Methods. The Fatality Analysis Reporting System (2000-2012) (FARS) was used to examine trends in MV occupant mortality in front vs. rear-seated adult occupants aged 18 years and older (n=639,571). Cochrane-Armitage test for trends (P) was used to analyze occupant, crash, and vehicle characteristics across vehicle types (passenger cars, SUVs and pickup trucks) manufactured between 1970-2012. 

Results. Total mortality declined in front-seated (45.8% vs. 43.4%, P<0.0001), but not in rear-seated occupants (30.1% vs. 30.3%, P=0.975). For front-seated occupants, this trend was observed for passenger cars only (49.9% vs. 47.4%, P<0.0001). Overtime, belt use increased in both front and rear-seated FARS occupants, but rear-seated belt use continued to lag that of front-seated occupants in 2012 (48.1% vs. 70.7%). Mortality trends increased for unbelted occupants (63.0% vs. 70.6%, P <0.0001), but decreased for belted occupants (31.1% vs. 29.6%, P<0.0001), with the decrease attributable to front-seat occupants.  Belted rear-seated occupants did not show statistically significant mortality improvement (18.0% vs. 17.3% P=0.94) while rear-seated unbelted mortality increased (36.0% vs. 42.5%, P <0.0001). Passenger cars decreased as a proportion of the vehicle fleet, but the proportion of front to rear-seated occupants was stable over time.

Conclusions. Mortality declines in adult MV occupants are due primarily to improvements in front-seated occupants traveling in passenger cars.

Learning Areas:

Public health or related laws, regulations, standards, or guidelines
Public health or related public policy
Public health or related research

Learning Objectives:
Discuss the relative contribution of adult front vs. rear-seated occupant mortality to trends in declining adult MV occupant mortality Explain the relative contribution of seatbelt usage to front and rear-seat mortality trends Discuss fleet changes over time and future implications for MV occupant mortality

Keyword(s): Mortality, Motor Vehicles

Presenting author's disclosure statement:

Qualified on the content I am responsible for because: Nicholas Moloci is a current graduate student in the department of epidemiology at the Mailman School of Public Health at Columbia University in the City of New York. Nicholas is a graduate of the University of Michigan Ann Arbor, with a degree in Civil and Environmental Engineering. Nicholas has had his research published in the journals JAMA Internal Medicine, Cancer and The Oncologist.
Any relevant financial relationships? No

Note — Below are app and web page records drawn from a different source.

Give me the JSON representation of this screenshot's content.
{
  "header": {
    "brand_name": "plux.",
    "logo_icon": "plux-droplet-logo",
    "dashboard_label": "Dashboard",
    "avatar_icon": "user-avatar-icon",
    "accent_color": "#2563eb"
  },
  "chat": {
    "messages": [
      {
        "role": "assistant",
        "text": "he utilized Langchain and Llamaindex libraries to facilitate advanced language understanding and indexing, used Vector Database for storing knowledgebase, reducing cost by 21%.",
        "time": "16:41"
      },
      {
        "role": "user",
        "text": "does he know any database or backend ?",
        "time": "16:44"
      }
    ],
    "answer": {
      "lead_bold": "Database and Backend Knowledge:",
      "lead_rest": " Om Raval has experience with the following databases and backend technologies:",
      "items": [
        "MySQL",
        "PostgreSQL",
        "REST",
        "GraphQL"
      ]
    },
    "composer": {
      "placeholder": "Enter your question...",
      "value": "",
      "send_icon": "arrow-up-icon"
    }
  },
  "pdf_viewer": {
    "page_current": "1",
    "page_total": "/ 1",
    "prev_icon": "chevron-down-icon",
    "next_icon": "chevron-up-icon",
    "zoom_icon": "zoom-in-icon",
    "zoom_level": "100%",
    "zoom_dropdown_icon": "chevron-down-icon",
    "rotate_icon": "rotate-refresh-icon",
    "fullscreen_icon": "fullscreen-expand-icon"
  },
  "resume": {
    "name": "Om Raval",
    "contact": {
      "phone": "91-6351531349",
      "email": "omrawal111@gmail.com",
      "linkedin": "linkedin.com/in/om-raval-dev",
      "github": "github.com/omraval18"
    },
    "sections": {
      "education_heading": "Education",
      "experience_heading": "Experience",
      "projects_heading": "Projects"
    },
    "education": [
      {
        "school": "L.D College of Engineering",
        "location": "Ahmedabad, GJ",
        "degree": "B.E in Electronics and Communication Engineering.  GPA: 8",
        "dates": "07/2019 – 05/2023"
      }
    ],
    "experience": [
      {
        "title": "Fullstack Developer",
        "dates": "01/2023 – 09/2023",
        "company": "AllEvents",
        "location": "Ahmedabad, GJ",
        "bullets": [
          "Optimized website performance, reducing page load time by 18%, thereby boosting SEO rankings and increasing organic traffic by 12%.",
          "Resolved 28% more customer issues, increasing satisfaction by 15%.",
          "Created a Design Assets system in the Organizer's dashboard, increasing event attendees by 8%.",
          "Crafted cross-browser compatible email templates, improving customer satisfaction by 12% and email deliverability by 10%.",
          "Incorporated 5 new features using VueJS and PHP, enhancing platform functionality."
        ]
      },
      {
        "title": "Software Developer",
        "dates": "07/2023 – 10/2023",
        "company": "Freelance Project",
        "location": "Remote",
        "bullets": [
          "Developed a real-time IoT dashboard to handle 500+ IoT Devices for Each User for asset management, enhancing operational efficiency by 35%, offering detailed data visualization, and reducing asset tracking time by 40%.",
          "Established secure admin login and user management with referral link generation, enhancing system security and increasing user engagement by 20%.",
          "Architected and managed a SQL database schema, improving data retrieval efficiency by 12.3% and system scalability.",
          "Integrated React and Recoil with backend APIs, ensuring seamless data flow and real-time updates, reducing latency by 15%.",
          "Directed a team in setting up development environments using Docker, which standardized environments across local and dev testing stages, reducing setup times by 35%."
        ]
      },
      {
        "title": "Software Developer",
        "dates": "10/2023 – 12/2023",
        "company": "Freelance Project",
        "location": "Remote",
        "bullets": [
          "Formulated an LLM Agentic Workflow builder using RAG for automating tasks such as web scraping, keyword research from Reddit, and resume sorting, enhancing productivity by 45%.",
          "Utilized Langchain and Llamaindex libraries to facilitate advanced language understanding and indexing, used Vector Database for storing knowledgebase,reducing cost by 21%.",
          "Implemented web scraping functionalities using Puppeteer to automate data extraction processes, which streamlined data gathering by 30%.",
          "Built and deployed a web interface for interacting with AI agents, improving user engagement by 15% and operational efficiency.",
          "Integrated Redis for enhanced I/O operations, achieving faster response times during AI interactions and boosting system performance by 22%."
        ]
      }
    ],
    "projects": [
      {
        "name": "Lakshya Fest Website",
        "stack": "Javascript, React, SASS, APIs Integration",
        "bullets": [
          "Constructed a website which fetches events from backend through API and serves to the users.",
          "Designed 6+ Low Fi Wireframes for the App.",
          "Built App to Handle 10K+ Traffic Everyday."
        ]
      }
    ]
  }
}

I agree to comply with the American Public Health Association Conflict of Interest and Commercial Support Guidelines, and to disclose to the participants any off-label or experimental uses of a commercial product or service discussed in my presentation.